There is a lot of uncertainty in the world, but surely we can rely on our senses to accurately tell us about our own body, right? Not a day goes by that my veins don't look blue, but they actually aren't. Why?
Debunking an old myth
The body contains arteries and veins. Arteries are responsible for transporting oxygenated blood from the heart to other organs. Once the oxygen is delivered, the deoxygenated blood travels back to the lungs and heart through veins. Because our veins look blue, a popular myth is that deoxygenated blood is blue.
While the argument sounds like it makes sense, a closer look reveals that this is not the case. Blood actually gets its red color from hemoglobin, the protein that carries oxygen through the body. With oxygen bound to the hemoglobin, the blood has a vibrant red hue. Once the oxygen is removed from the blood, it becomes a dark red color. Basically, hemoglobin is what makes blood red, oxygen only changes the shade of red.
So if dark red blood is traveling through veins, then why do they look blue to us?
In the body there is a layer of fat - called subcutaneous fat - which sits below the skin and above the veins. This means any outside light (e.g. sunlight) that wants to reach the veins has to pass through this layer. Keeping in mind that white light is a combination of every visible wavelength (i.e. every possible color), as light passes through the skin the subcutaneous fat layer absorbs low-energy wavelengths of light (reds, oranges, etc.) while allowing high-energy wavelengths to pass right through (blues, purples). This means only the blue-biased light makes it to the veins. This light bounces off the veins and reflects back into your eyes, tricking your brain into thinking they must be blue.

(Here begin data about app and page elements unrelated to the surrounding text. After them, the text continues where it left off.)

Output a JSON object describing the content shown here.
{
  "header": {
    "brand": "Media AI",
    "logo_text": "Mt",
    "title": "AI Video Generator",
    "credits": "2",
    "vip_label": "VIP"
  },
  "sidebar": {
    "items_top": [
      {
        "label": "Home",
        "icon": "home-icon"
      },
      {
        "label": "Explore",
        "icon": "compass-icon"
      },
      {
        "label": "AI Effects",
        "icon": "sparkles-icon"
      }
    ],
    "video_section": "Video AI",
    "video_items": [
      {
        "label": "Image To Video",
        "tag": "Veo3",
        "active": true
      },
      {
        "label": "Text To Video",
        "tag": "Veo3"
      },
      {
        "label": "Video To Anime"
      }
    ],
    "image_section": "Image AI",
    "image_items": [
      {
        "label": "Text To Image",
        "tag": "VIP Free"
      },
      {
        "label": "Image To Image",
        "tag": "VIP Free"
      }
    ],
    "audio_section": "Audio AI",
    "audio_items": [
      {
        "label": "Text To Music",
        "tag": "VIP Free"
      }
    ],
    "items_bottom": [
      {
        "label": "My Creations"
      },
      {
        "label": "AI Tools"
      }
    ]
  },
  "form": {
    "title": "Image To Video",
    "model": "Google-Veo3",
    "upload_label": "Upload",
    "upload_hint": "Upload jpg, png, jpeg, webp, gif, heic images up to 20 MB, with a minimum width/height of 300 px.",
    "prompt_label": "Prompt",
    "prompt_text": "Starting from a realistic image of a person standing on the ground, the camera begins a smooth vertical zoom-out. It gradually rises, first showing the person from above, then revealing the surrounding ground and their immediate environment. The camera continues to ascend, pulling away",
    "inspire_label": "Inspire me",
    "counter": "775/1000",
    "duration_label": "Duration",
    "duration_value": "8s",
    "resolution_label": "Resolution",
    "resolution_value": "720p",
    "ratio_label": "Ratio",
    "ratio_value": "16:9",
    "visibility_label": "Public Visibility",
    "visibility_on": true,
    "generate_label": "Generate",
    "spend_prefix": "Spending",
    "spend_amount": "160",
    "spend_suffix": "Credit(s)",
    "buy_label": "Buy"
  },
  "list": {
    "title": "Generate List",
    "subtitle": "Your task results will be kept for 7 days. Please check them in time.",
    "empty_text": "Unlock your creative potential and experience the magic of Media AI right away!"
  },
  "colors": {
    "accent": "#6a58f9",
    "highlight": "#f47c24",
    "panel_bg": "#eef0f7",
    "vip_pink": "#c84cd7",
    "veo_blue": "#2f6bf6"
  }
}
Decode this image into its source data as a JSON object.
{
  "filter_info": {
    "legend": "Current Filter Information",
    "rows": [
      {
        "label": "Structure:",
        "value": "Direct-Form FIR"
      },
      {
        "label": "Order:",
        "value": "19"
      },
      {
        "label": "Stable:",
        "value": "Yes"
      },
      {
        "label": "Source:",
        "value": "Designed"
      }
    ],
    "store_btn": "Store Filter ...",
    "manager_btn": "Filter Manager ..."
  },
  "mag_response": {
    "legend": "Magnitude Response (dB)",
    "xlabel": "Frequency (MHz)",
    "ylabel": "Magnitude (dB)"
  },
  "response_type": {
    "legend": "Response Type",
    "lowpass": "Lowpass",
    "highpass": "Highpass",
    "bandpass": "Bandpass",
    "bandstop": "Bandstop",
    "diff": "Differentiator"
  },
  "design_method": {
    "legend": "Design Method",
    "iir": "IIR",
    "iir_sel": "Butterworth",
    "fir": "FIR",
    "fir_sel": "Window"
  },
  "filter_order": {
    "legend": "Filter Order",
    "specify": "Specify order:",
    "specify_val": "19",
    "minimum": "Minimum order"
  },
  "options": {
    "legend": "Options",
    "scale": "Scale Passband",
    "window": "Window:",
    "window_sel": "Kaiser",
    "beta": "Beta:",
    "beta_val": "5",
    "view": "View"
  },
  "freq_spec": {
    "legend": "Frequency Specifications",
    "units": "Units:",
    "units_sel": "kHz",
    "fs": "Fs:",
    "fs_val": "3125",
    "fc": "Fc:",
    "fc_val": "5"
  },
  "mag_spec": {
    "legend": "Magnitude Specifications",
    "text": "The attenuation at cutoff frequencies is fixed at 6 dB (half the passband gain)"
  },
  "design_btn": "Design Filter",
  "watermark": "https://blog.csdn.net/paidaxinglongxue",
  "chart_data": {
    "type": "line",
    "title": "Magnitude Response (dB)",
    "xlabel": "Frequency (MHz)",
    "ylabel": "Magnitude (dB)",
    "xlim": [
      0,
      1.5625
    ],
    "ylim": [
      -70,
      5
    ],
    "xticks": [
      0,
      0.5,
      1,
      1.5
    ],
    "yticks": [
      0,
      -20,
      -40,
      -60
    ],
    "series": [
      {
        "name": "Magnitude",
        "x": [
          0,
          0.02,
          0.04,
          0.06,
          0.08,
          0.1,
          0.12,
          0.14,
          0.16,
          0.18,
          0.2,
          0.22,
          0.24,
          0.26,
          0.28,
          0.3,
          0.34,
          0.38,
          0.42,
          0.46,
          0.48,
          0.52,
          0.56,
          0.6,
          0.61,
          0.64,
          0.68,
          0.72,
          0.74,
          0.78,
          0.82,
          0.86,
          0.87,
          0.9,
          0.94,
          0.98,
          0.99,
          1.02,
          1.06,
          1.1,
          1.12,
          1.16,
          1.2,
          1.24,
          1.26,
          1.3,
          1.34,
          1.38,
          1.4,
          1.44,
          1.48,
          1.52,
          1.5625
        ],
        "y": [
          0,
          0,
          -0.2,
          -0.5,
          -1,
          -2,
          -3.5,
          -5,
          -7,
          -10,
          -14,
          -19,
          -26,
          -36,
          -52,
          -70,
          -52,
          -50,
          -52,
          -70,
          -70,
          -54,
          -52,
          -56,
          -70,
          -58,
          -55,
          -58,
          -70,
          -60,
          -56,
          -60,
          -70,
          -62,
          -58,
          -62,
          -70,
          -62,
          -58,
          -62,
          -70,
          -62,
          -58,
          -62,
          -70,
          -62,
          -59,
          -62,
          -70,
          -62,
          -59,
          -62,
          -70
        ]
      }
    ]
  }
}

Other things that can alter a vein's appearance are skin color and depth of the vein being looked at.